On Tuesday, Chinese President Xi Jinping pledged that China would scale up its voluntary emissions targets, which currently account for one quarter of the planet's greenhouse gas emissions, under the Paris climate agreement. President Xi pledged to hit peak emissions by 2030 and achieve carbon neutrality by 2060. In a video address to UN General Assembly, President Xi announced the new emissions goals an hour after U.S President Donald Trump slammed Beijing for its ‘rampant pollution’.
Carbon neutrality – or net-zero emissions – means that emissions are balanced by absorbing an equivalent amount from the atmosphere. A number of European countries have made similar commitments to move to a net-zero emissions economy around the middle of the century.
Observer calls it a “well-calculated move” successfully contrasting China’s climate ambitions with the climate inaction of the US, the world's second largest polluter, after they formally withdrew from the Paris Climate Agreement in 2019.
However, experts were quick to point out that China will need to overhaul its economy and society to achieve carbon neutrality by 2060, as coal accounted for 58% of primary energy consumption last year alone.
On Wednesday, CMA CGM revealed it’s buying a 30% stake in the French airline, Groupe Dubreuil Aero, strengthening its position in air freight. After last year’s successful acquisition of Swiss-based CEVA Logistics, the container line is further diversifying itself from its origins.
Dubreuil Aero owns 2 lines, Air Caraibes and French Bee, which operate primarily between mainland France and French territories overseas.
CMA CGM will acquire a EUR70 Million stake via a capital increase and acquisition of ordinary shares and will obtain two seats on the board of Dubreuil Aero.
On Wednesday, California Gov. Gavin Newsom signed an executive order to end the sale of new gasoline- and diesel-powered passenger cars by 2035. "Where feasible," operations of medium- and heavy-duty trucks will need to be 100% zero-emission by 2045, with the mandate going into effect earlier for drayage trucks by 2035.
This target would achieve more than a 35% reduction in greenhouse gas emissions and an 80% improvement in oxides of nitrogen emissions from cars statewide.
Transportation accounts for 50% of all carbon emissions in California, according to the statement.
The news follows the European Union also moving to tighten its car-emission targets for the next decade and China ramping up its support for electric vehicles as well.
In efforts to ease crew change regulations, China planned to pilot changes at the northeastern port of Qingdao, reopening for foreign crew changes yesterday.

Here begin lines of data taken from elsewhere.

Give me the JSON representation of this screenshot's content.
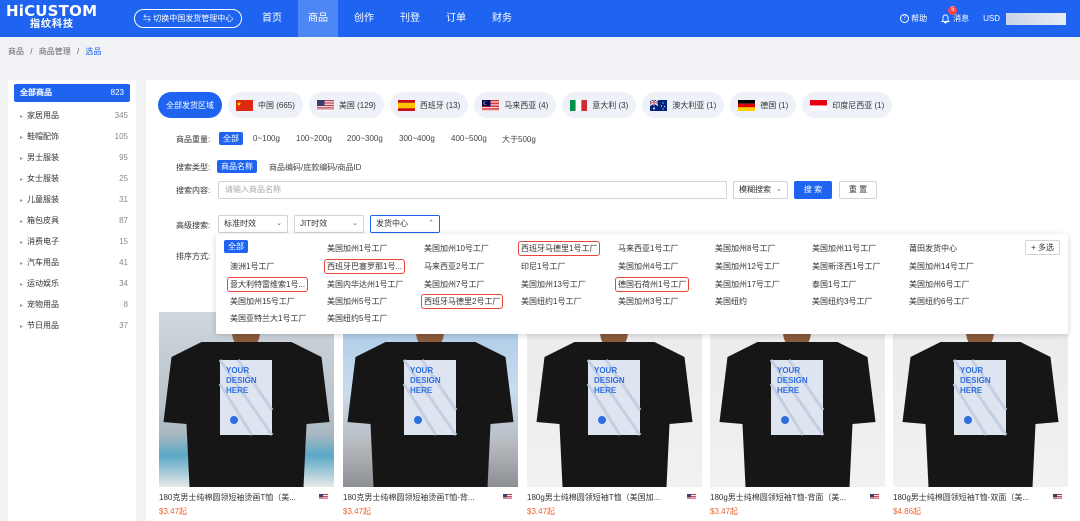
{
  "brand": {
    "name": "HiCUSTOM",
    "subtitle": "指纹科技"
  },
  "header": {
    "switch_label": "⇆ 切换中国发货管理中心",
    "nav": [
      "首页",
      "商品",
      "创作",
      "刊登",
      "订单",
      "财务"
    ],
    "active_nav": "商品",
    "help": "帮助",
    "messages": "消息",
    "message_count": "5",
    "currency": "USD"
  },
  "breadcrumb": {
    "items": [
      "商品",
      "商品管理",
      "选品"
    ],
    "sep": "/"
  },
  "sidebar": {
    "items": [
      {
        "label": "全部商品",
        "count": "823"
      },
      {
        "label": "家居用品",
        "count": "345"
      },
      {
        "label": "鞋帽配饰",
        "count": "105"
      },
      {
        "label": "男士服装",
        "count": "95"
      },
      {
        "label": "女士服装",
        "count": "25"
      },
      {
        "label": "儿童服装",
        "count": "31"
      },
      {
        "label": "箱包皮具",
        "count": "87"
      },
      {
        "label": "消费电子",
        "count": "15"
      },
      {
        "label": "汽车用品",
        "count": "41"
      },
      {
        "label": "运动娱乐",
        "count": "34"
      },
      {
        "label": "宠物用品",
        "count": "8"
      },
      {
        "label": "节日用品",
        "count": "37"
      }
    ]
  },
  "regions": [
    {
      "label": "全部发货区域",
      "flag": ""
    },
    {
      "label": "中国 (665)",
      "flag": "china-flag-icon"
    },
    {
      "label": "美国 (129)",
      "flag": "us-flag-icon"
    },
    {
      "label": "西班牙 (13)",
      "flag": "spain-flag-icon"
    },
    {
      "label": "马来西亚 (4)",
      "flag": "malaysia-flag-icon"
    },
    {
      "label": "意大利 (3)",
      "flag": "italy-flag-icon"
    },
    {
      "label": "澳大利亚 (1)",
      "flag": "australia-flag-icon"
    },
    {
      "label": "德国 (1)",
      "flag": "germany-flag-icon"
    },
    {
      "label": "印度尼西亚 (1)",
      "flag": "indonesia-flag-icon"
    }
  ],
  "filters": {
    "weight_label": "商品重量:",
    "weights": [
      "全部",
      "0~100g",
      "100~200g",
      "200~300g",
      "300~400g",
      "400~500g",
      "大于500g"
    ],
    "search_type_label": "搜索类型:",
    "search_types": [
      "商品名称",
      "商品编码/底款编码/商品ID"
    ],
    "search_content_label": "搜索内容:",
    "search_placeholder": "请输入商品名称",
    "match_select": "模糊搜索",
    "search_btn": "搜 索",
    "reset_btn": "重 置",
    "advanced_label": "高级搜索:",
    "sel1": "标准时效",
    "sel2": "JIT时效",
    "sel3": "发货中心",
    "sort_label": "排序方式:"
  },
  "dropdown": {
    "all_label": "全部",
    "multi_label": "+ 多选",
    "rows": [
      [
        "",
        "美国加州1号工厂",
        "美国加州10号工厂",
        "西班牙马德里1号工厂",
        "马来西亚1号工厂",
        "美国加州8号工厂",
        "美国加州11号工厂",
        "莆田发货中心"
      ],
      [
        "澳洲1号工厂",
        "西班牙巴塞罗那1号...",
        "马来西亚2号工厂",
        "印尼1号工厂",
        "美国加州4号工厂",
        "美国加州12号工厂",
        "美国新泽西1号工厂",
        "美国加州14号工厂"
      ],
      [
        "意大利特雷维索1号...",
        "美国内华达州1号工厂",
        "美国加州7号工厂",
        "美国加州13号工厂",
        "德国石荷州1号工厂",
        "美国加州17号工厂",
        "泰国1号工厂",
        "美国加州6号工厂"
      ],
      [
        "美国加州15号工厂",
        "美国加州5号工厂",
        "西班牙马德里2号工厂",
        "美国纽约1号工厂",
        "美国加州3号工厂",
        "美国纽约",
        "美国纽约3号工厂",
        "美国纽约6号工厂"
      ],
      [
        "美国亚特兰大1号工厂",
        "美国纽约5号工厂",
        "",
        "",
        "",
        "",
        "",
        ""
      ]
    ]
  },
  "products": [
    {
      "title": "180克男士纯棉圆领短袖烫画T恤（美...",
      "price": "$3.47起",
      "flag": "us-flag-icon",
      "design_text": "YOUR DESIGN HERE"
    },
    {
      "title": "180克男士纯棉圆领短袖烫画T恤-背...",
      "price": "$3.47起",
      "flag": "us-flag-icon",
      "design_text": "YOUR DESIGN HERE"
    },
    {
      "title": "180g男士纯棉圆领短袖T恤（美国加...",
      "price": "$3.47起",
      "flag": "us-flag-icon",
      "design_text": "YOUR DESIGN HERE"
    },
    {
      "title": "180g男士纯棉圆领短袖T恤-背面（美...",
      "price": "$3.47起",
      "flag": "us-flag-icon",
      "design_text": "YOUR DESIGN HERE"
    },
    {
      "title": "180g男士纯棉圆领短袖T恤-双面（美...",
      "price": "$4.86起",
      "flag": "us-flag-icon",
      "design_text": "YOUR DESIGN HERE"
    }
  ],
  "colors": {
    "accent": "#1e64f0",
    "price": "#f0642d",
    "highlight": "#e8453c"
  }
}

Another nine ports were set to follow suit next however, two workers have come down with asymptomatic infections of the virus after unloading frozen seafood.
Authorities in Beijing and Dalian have linked other outbreaks to imported food products. Similarly in New Zealand, a worker at a cold-storage plant in Auckland fell ill last month.
After 22 years with Agility Logistics, spending the last 13 as CEO, Essa al-Saleh joins electric vehicle start-up, Volta Trucks as Chairman. The company’s prototype, the Volta Zero, was unveiled earlier this month and is scheduled to begin trials in the third quarter of 2021.
Volta Trucks has also welcomed Deutsche Post-DHL executive Peter Bardenfleth-Hansen to its board in a non-executive role.
As always, happy Friday, folks! Don’t forget to check out last week’s news and come back next week for the following Friday Five Logistics News Roundup!
Congestion rises on multiple fronts due to black swans and systemic issues, while there finally seems to be some good news coming out of Long Beach and Los Angeles. Also, the Ever Given is back!
While coverage of COP26 has been all but scarce this past week, this week’s Friday Five has the supply chain angle to Glasgow’s buzzing talks, plus a port congestion update and an innovation win for Walmart.
Second verse, same as the first? In this week’s Friday Five, ports remain congested despite new attempts to move boxes out the door, while the reigning champs of supply chain chaos continue their shopping sprees.